*** Begin section ***
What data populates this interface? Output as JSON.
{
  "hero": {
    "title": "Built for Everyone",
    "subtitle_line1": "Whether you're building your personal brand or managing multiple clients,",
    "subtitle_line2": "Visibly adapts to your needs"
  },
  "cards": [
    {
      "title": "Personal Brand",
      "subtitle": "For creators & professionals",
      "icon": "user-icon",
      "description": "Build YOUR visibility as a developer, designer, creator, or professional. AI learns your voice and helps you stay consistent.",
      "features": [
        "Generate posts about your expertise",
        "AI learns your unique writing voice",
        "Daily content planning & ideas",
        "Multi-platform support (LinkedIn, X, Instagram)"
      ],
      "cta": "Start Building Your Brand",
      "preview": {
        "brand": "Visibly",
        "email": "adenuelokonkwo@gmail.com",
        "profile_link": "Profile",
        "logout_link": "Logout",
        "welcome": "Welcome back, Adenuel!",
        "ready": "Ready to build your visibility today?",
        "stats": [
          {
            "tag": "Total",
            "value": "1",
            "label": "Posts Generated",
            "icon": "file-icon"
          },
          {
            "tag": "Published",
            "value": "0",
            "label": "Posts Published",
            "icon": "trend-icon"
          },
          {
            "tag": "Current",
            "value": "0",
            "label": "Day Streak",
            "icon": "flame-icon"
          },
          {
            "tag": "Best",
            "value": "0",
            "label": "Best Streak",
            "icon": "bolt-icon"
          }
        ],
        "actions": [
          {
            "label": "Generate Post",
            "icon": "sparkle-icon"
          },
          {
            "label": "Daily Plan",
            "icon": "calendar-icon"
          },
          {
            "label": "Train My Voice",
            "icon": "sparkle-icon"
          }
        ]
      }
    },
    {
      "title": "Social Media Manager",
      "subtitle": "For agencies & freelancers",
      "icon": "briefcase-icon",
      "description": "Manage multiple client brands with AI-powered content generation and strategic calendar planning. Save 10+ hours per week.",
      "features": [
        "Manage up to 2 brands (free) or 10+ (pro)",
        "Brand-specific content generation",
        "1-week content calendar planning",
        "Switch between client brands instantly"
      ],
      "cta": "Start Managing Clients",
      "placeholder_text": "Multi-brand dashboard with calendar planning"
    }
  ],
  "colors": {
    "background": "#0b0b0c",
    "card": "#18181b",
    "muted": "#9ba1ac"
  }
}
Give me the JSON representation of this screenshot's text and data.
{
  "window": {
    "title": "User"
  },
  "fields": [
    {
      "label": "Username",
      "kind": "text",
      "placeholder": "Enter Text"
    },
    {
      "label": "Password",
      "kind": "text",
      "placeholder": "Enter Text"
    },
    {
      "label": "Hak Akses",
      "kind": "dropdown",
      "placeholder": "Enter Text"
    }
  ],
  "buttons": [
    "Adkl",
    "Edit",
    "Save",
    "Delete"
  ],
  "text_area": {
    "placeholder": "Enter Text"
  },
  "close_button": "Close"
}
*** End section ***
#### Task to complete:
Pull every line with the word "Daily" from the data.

#### Finished task:
        "Daily content planning & ideas",
            "label": "Daily Plan",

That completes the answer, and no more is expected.